Ahead of this month’s Dive In festival, Emmanuel Fabin, insurance manager at TSB bank, says “despite moving away from its traditional, stuffy persona, in reality insurance is still not reflecting the diversity of our society”
When I explain to family and friends, even strangers, that I work in insurance, often the first response focuses on complaints about no claims bonuses/discounts or what exactly an underwriter is. The visibility and awareness of insurance in comparison with other financial services is negligible. This has led to careers in insurance not being as understood or desired by the average person as they could be.
I started my career by ‘falling’ into insurance in 2003 and even now, 15 years on, there is still a significant gap between perception and reality.
This lack of awareness continues, going by my experience when mentoring students. This unfamiliarity is one of the core reasons, I believe, we have an insurance industry that is less than diverse.
Yes, insurance is traditional, but despite moving away from its traditional, stuffy persona, in reality insurance is still not reflecting the diversity of our society.
The benefits of more diversity in insurance are clear. In a global, dynamic, service-led industry, our strength lies in being able to provide solutions to a wide range of customers’ needs and philosophies. To do that well, the industry must hold a wide range of world views, cultural backgrounds and ideas.
The risk and insurance industry is all about innovation and solutions. The push for diversity should be aligned to these characteristics. If we want dynamic, forward-thinking youth from diverse backgrounds, we need to utilise our tools of innovation and change.
ENGAGE ON THEIR PLATFORMS
Beyond milk rounds at red brick universities, we need to incorporate an intentional push to a broader audience using online platforms to find users from diverse backgrounds.
Once we can engage with future risk and insurance managers on a platform they are familiar with, we can display the diverse opportunities within the industry.
To understand how the industry must intentionally engage more with potential risk and insurance managers, consider the number of views of the top three insurance career-related YouTube videos in the last 12 months – it sits at around 27,000. This is less than a third of the views of one video concerning a medical assistant career, posted in the last six months.
In the 2016 Airmic members survey, 4% or less of those surveyed were younger than 30 and 74% were 40 and older. There is a real risk of a lost generation of insurance and risk professional leaders in the future.
The 2018 survey results are due later this year and there isn’t any indication so far that there has been a significant demographic shift.
So how should the industry approach the need for change? We need a three-pronged approach when engaging potential recruits:
- Awareness – What role does the risk and insurance sector play in today’s world?
- Attraction – What diverse opportunities are there and what long-term career paths?
- Action – What is the first step on the career ladder?
FEMALE LEADERS WANTED

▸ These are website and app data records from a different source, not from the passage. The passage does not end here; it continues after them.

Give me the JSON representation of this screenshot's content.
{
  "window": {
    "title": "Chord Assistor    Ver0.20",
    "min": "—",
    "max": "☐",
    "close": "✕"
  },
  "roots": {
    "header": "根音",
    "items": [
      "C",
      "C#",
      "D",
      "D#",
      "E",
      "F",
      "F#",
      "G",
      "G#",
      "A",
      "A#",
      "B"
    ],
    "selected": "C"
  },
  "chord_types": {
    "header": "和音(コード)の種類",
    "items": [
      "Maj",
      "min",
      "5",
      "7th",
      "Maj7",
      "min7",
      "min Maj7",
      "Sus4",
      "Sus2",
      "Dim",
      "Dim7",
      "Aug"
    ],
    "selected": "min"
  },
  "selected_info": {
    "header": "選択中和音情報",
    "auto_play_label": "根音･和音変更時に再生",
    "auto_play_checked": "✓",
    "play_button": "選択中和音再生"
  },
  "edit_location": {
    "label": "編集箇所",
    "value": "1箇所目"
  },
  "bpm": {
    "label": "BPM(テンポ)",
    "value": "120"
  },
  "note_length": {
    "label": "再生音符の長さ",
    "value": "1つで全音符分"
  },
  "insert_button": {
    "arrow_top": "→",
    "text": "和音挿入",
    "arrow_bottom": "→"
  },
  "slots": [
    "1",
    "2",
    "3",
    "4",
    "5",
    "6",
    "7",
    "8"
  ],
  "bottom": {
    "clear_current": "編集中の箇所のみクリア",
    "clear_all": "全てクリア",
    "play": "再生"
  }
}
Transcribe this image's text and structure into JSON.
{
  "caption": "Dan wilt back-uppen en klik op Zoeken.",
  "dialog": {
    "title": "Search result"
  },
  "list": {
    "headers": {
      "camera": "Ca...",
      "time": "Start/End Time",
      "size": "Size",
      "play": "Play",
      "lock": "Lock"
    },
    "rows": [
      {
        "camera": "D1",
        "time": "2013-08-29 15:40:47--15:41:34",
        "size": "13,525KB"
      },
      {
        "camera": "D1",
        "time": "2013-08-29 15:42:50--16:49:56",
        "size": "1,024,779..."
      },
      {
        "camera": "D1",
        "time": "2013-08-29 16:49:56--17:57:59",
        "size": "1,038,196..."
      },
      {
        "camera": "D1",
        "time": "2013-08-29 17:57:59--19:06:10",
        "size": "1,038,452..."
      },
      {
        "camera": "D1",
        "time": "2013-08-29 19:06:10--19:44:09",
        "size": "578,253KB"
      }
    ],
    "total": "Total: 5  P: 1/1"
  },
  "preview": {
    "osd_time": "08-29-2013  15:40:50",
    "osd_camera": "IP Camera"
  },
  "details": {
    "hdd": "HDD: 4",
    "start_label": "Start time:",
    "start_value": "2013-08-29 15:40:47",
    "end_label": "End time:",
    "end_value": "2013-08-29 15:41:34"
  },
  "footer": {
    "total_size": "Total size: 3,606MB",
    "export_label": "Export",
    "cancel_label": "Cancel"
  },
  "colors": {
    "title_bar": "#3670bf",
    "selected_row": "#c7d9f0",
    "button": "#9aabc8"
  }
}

As part of this diversity push, the promotion of female leadership is a positive and needed action. I have benefited tremendously from the guidance of female leaders in my career and the recent focus on bringing through strong leaders is invaluable.
The current impetus for diversity is centred on women in top insurance management positions and the greater presence of support groups such as the Women’s Insurance Networking Group. However, this on its own will not secure the level of diversity we must demand. The drive for diverse leadership cannot be sustainable without a ‘grass roots’ focus on bringing a young, culturally varied workforce into the industry.